- There was no assessment or intake form
- Therapist didn’t ask me any questions
- Therapist talked too much and I couldn’t relax
- Therapist never checked in regarding pressure or comfort
- Pressure too deep
- Pressure too light
- Therapist acknowledged my request for a pressure change but didn’t follow through
- Room too cold
- Room too hot
- Room too noisy (traffic outside or other clients/therapists outside the door)
- Music too loud
- Music too soft
- Disliked musical choices (I have a pet peeve about tweeting birds and babbling brooks!)
- Therapist didn’t do what I asked for (I’m really picky about this one!)
- Room too bright
- Room was dirty
- Therapist used scent without asking
- Therapist was not registered and obviously didn’t know what they were doing
- Not enough pillows
- Table was very uncomfortable/hard
- Face cradle didn’t adjust
- Too much massage oil – left feeling greasy
- Not enough massage oil – left feeling bruised
- Therapist’s tummy pressed forcefully into my head while he massaged my back
- Draping was insecure leaving me feeling exposed
- Therapist had intense body odour
- Therapist’s fingernails were long and scratched me repeatedly
- Therapist gossiped or spoke negatively about other clients/therapists
Most of the issues I came up with could have been resolved easily if I’d spoken up. Sometimes I did and sometimes I didn’t. That’s on me. Others were clearly out of the therapist’s control. I think part of me feels that the best massages happen intuitively and my comments almost dispel the magic of the experience. The reality, though, is that most of those therapists would happily have adapted their treatments if they were aware of my needs.
I’m sure I’ve given my fair share of sub-par treatments, hopefully only at the beginning of my career as opposed to now.
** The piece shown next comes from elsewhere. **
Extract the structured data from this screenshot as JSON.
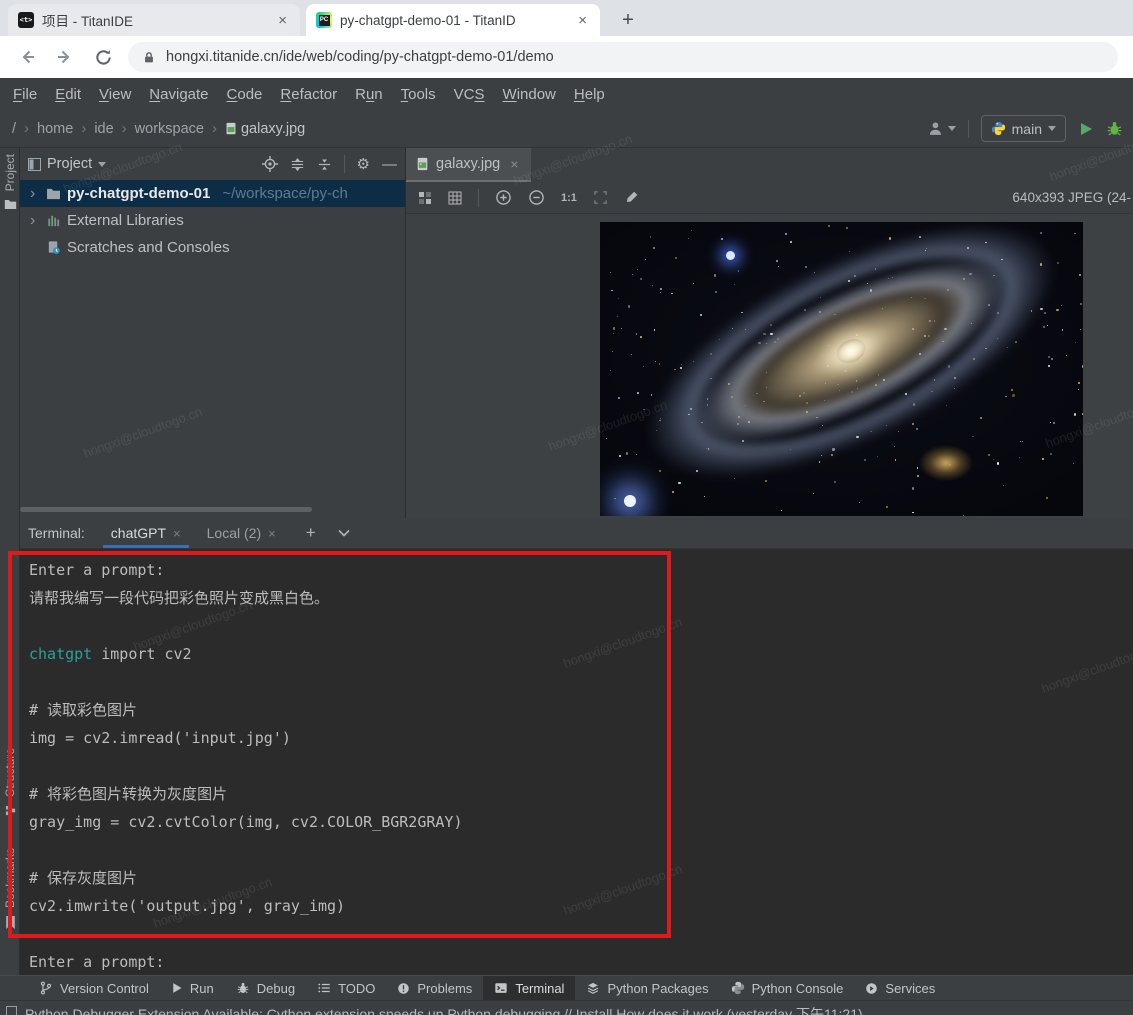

I also realize that I’m very particular about my needs and choices as a client. I know what I like and I won’t accept less than that so now, I always speak up and I encourage you to do the same.
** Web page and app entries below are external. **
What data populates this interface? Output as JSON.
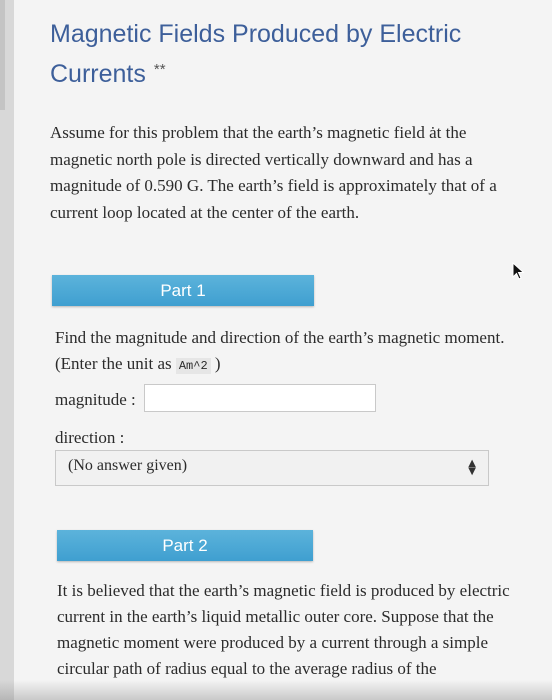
{
  "header": {
    "title": "Magnetic Fields Produced by Electric Currents",
    "difficulty": "**"
  },
  "intro": {
    "text": "Assume for this problem that the earth’s magnetic field ȧt the magnetic north pole is directed vertically downward and has a magnitude of 0.590 G. The earth’s field is approximately that of a current loop located at the center of the earth."
  },
  "part1": {
    "label": "Part 1",
    "question": "Find the magnitude and direction of the earth’s magnetic moment. (Enter the unit as",
    "unit_code": "Am^2",
    "question_end": ")",
    "magnitude_label": "magnitude :",
    "magnitude_value": "",
    "direction_label": "direction :",
    "direction_selected": "(No answer given)"
  },
  "part2": {
    "label": "Part 2",
    "text": "It is believed that the earth’s magnetic field is produced by electric current in the earth’s liquid metallic outer core. Suppose that the magnetic moment were produced by a current through a simple circular path of radius equal to the average radius of the"
  },
  "icons": {
    "cursor": "mouse-pointer-icon",
    "select_arrows": "sort-arrows-icon"
  },
  "colors": {
    "title": "#3d5f9a",
    "part_banner": "#4aa8d6"
  }
}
If I’m hurting you, tell me and I’ll change my technique. If you’re uncomfortable, cold, hot, need another pillow or a towel to cover your eyes let me know and I’ll do whatever I can to make your experience a positive one. If I continually miss the one spot between your shoulder blades that brought you to my door, tell me! It’s up to me to create an environment where you feel comfortable speaking up and I hope I’m doing that but I can only go so far and although I do feel at times that I can instinctively tell what a client’s body is telling me sometimes words are just more precise.
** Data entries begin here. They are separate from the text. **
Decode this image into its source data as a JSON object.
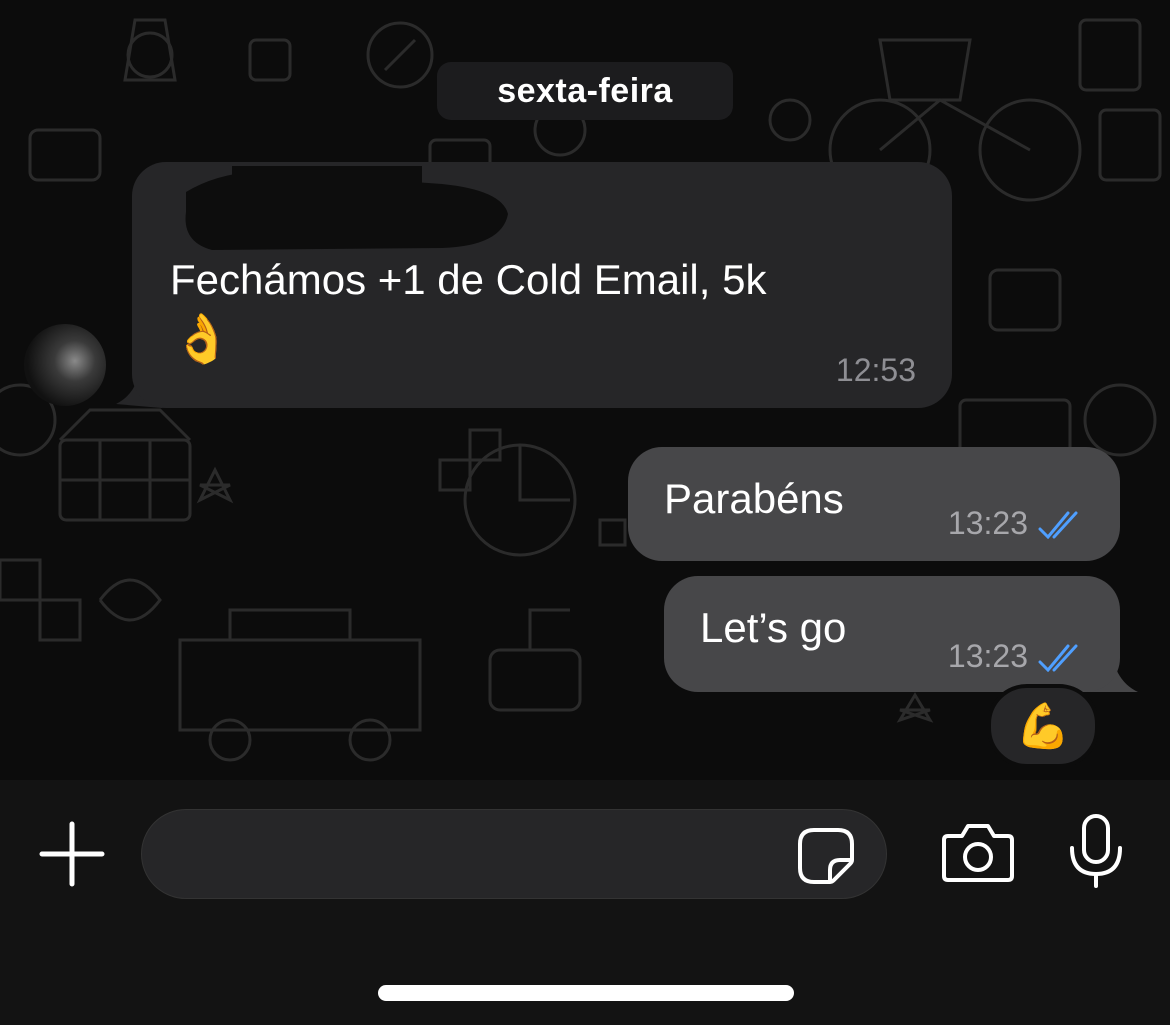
{
  "chat": {
    "date_separator": "sexta-feira",
    "messages": [
      {
        "direction": "incoming",
        "text": "Fechámos +1 de Cold Email, 5k",
        "emoji": "👌",
        "time": "12:53"
      },
      {
        "direction": "outgoing",
        "text": "Parabéns",
        "time": "13:23",
        "status": "read"
      },
      {
        "direction": "outgoing",
        "text": "Let’s go",
        "time": "13:23",
        "status": "read",
        "reaction": "💪"
      }
    ]
  },
  "composer": {
    "placeholder": "",
    "value": ""
  },
  "colors": {
    "background": "#0c0c0c",
    "incoming_bubble": "#262628",
    "outgoing_bubble": "#474749",
    "read_ticks": "#4f9fff",
    "timestamp": "#8e8e93"
  },
  "icons": {
    "add": "plus-icon",
    "sticker": "sticker-icon",
    "camera": "camera-icon",
    "mic": "microphone-icon",
    "status": "double-check-icon"
  }
}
So don’t be shy. Speak up and know that I welcome any and ALL feedback. I won’t be offended. I’ll be grateful. The clearer the picture I have of what you need the more easily I’ll be able to produce it. I’ll become a better therapist and you’ll get the best treatment possible. It’s a win-win!!
Enough said. I hope to see you soon!!